Case Management Order in Construction Defect Actions
Given the complexity and size of most construction defect actions, the Case Management Order (CMO) is crucial to the orderly, cost-effective, and efficient adjudication of all the parties’ claims. Generally, the CMO is drafted and agreed to by the parties and then signed as an order from the court. In construction defect cases, the homeowners and developer are usually the parties who initiate the CMO. Later parties, such as subcontractors, are automatically subject to the CMO provisions upon their entrance into the litigation.
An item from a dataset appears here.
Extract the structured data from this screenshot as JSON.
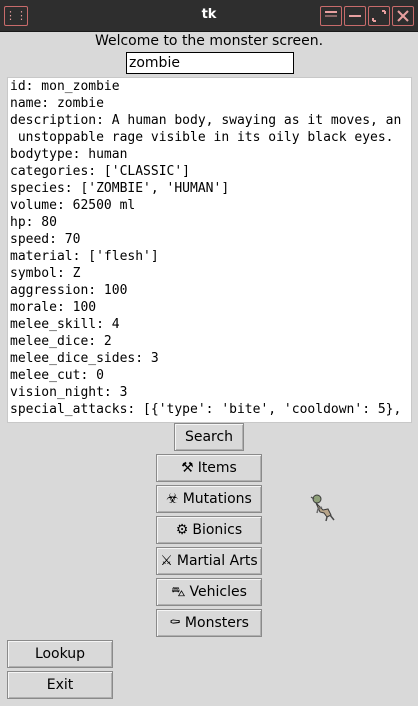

There are several key provisions contained within most CMOs. First, a timeline is created for the litigation from discovery through settlement or trial. This keeps the matter from languishing due to its sheer size. As each party is added to the litigation, they are supplied a copy of the CMO and must comply with the deadlines noted therein. The CMO timeline gives all parties notice of what will take place on a given day so that adequate preparation can be made. For example, the CMO can set out the days that destructive testing on the subject homes will occur, when site visits will be conducted, when depositions will take place, on what dates the parties will participate in mediation, and when the trial will take place.
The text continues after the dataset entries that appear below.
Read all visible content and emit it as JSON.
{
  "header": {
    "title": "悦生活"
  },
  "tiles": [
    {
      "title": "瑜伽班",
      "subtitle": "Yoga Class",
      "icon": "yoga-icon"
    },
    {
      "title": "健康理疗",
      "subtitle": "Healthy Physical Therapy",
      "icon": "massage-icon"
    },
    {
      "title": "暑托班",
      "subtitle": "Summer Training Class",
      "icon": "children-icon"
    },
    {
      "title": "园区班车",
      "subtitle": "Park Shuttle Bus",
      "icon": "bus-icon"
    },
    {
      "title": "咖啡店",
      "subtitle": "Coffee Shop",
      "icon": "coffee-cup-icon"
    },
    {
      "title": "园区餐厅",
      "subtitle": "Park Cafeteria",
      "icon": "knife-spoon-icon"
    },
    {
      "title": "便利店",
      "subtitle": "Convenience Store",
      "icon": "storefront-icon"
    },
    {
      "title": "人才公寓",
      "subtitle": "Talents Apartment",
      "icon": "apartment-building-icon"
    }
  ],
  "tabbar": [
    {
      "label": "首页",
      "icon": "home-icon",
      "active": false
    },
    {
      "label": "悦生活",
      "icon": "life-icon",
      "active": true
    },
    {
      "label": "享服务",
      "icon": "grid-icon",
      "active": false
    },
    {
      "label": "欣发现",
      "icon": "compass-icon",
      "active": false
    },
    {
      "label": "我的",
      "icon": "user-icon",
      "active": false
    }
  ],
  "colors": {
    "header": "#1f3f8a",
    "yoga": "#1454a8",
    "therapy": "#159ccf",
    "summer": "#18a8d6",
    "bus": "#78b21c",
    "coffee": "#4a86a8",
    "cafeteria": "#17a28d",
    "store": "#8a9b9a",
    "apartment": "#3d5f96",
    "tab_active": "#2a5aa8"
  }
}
Second, a neutral third-party is usually appointed to serve as mediator and facilitate a settlement between the parties. Third, the CMO outlines the discovery process for all parties so that “side” discovery does not take place. For example, the CMO may contain a set of interrogatories that all contractors must answer. The contractors submit their answers, which are then placed in the designated document depository for the action. Thereafter, any party wanting to view the interrogatory answers can just go to the document depository instead of issuing a new set of interrogatories to the contractors. In this same vein, the CMO can require that all parties deposit a copy of any and all documents they possess concerning the construction project into the document depository. This avoids the unnecessary service of multiple requests for production.
CMOs are rarely set in stone and usually provide for the court’s power of modification. Though designed to steadily move the litigation along, a workable CMO must have a bit of flexibility to adapt to the needs of the parties. So that endless modifications do not ultimately impinge on the CMO’s usefulness, court approval is usually required.